In the project “Design for Well-being,” it’s all too easy to take the idea of “well-being” in an overly-serious direction and start thinking about how a piece of software could administer therapy. I’m certainly not trying to downplay the mental health benefits HCI solutions can provide. In fact, I believe that computers can be tremendously helpful in this regard. At the same time, when I hear things like “chatbot therapist” I can’t help but think it’s an ill-fated endeavor. Unless we invent AI like in the movie Her, we should probably stop pretending that computers are sensitive enough to understand our emotions in a meaningful way. Right now in HCI, the most humane thing we can do is be realistic about what software is capable of understanding. Since the facial recognition library Affectiva had some difficulties with reading emotion accurately, making generalized statements about the user’s mood based on the output didn’t seem appropriate. Instead, we created a game that encouraged users to act and be goofy. The game showed exactly what emotion the program was registering, keeping us honest about the kind of noisy output we were working with.
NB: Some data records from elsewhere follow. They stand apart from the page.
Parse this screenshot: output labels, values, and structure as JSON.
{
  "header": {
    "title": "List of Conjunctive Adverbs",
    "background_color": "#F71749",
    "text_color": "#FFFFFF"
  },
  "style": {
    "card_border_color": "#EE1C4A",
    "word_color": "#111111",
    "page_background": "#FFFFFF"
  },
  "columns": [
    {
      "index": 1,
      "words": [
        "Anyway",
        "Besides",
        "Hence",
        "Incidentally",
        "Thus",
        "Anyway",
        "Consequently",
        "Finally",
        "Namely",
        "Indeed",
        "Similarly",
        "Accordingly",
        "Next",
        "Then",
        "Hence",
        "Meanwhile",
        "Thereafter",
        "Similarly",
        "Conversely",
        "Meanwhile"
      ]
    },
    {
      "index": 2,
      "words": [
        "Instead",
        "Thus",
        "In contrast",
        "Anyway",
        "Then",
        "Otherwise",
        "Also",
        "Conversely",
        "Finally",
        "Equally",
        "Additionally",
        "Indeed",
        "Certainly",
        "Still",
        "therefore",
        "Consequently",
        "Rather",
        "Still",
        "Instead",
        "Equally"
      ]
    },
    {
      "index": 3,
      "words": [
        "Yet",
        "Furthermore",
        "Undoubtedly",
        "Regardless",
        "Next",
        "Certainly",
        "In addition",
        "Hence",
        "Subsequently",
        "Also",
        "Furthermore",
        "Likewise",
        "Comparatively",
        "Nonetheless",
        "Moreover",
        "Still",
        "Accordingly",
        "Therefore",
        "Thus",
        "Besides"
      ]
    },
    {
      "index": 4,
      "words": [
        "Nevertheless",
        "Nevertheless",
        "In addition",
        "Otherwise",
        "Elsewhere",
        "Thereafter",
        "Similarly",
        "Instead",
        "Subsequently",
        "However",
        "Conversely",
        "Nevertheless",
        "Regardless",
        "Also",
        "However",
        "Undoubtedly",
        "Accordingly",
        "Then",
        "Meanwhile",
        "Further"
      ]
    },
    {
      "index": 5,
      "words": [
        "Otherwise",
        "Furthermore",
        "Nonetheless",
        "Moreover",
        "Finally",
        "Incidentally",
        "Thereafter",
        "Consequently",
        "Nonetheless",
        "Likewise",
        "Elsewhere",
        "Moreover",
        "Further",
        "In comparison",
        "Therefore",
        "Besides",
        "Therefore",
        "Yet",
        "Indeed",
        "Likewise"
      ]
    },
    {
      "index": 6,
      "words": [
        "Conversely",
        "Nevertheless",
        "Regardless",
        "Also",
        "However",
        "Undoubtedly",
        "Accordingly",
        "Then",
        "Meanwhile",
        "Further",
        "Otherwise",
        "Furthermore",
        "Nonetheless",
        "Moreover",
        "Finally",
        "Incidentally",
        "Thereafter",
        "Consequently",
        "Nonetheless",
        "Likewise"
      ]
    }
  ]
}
By steering towards levity and creating a game with funny videos, we created an experience that matched the underlying capabilities of the library.
When I’m approached with a project, my first inclination is to get coding as soon as possible. In many cases, I still believe this is a great approach. The flexibility of higher level languages combined with the conveniences of web technology allows us to build small things quickly. Working with code as a sketchpad during ideation is underplayed—some people view code as something that’s inflexible and hard to get working, but often it’s precisely the opposite. Anyways, it’s satisfying and motivating to get bare-bones functionality working.
At the same time, giving special attention to the raw pen-and-paper brainstorming session is important too. The rationale behind strategies such as the Five Design Sheet Methodology for Visualization is excellent, but I did not get as much out of that structure kind of structure as I had hoped. I found my team worked best when we jotted down ideas organically while holding an enthusiastic discussion, exchanging our thoughts. Perhaps in larger groups, more structured brainstorming is necessary to keep ideas flowing, and to make sure all voices are heard. At the same time, when it’s observed that rigid ideation guidelines aren’t necessary due to the group dynamic, there should be no shame in ditching the rules.
While I’ve always been interested in design, the readings and projects I engaged in throughout the course gave me the ammunition I needed to formalize my own thoughts. My own design philosophy breaks down as follows:
While minimalism is not inherently good design by itself, it can be used as a tool to enhance usability. Honesty is important; it’s better not to shroud the inner workings, since this can lead to frustration or distrust. In an age where we connect with our devices on a more personal level, personality and levity strengthen the connections we are able to make. While pen-and paper brainstorming is excellent, we shouldn’t ignore the modern tools we have to make our ideas quickly take form on screen.
I feel that I’ve outlined a good set of principles that pertain to my own experience, but none of this is set in stone. In fact, I hope that all of these ideas evolve as I continue to explore the field of design.
If you’re interested in the projects I talked about, visit my project portfolio for links to other Medium posts and playable demos.
Project portfolio: https://bandaloo.github.io/hci-final.html
Apple designers divided over skeuomorphic design: https://appleinsider.com/articles/12/09/11/apple_designers_reportedly_divided_over_use_of_skeuomorphic_uis
Conversation Design: Speaking the Same Language: https://design.google/library/conversation-design-speaking-same-language/
Chatbot Therapist: https://www.wired.com/2017/06/facebook-messenger-woebot-chatbot-therapist/
Five Design Sheet Methodology for Visualization: http://fds.design/
Drones with empathy: https://spectrum.ieee.org/automaton/robotics/drones/why-you-want-your-drone-to-have-emotions?utm_source=feedburner&utm_medium=feed&utm_campaign=Feed%3A+IeeeSpectrum+%28IEEE+Spectrum%29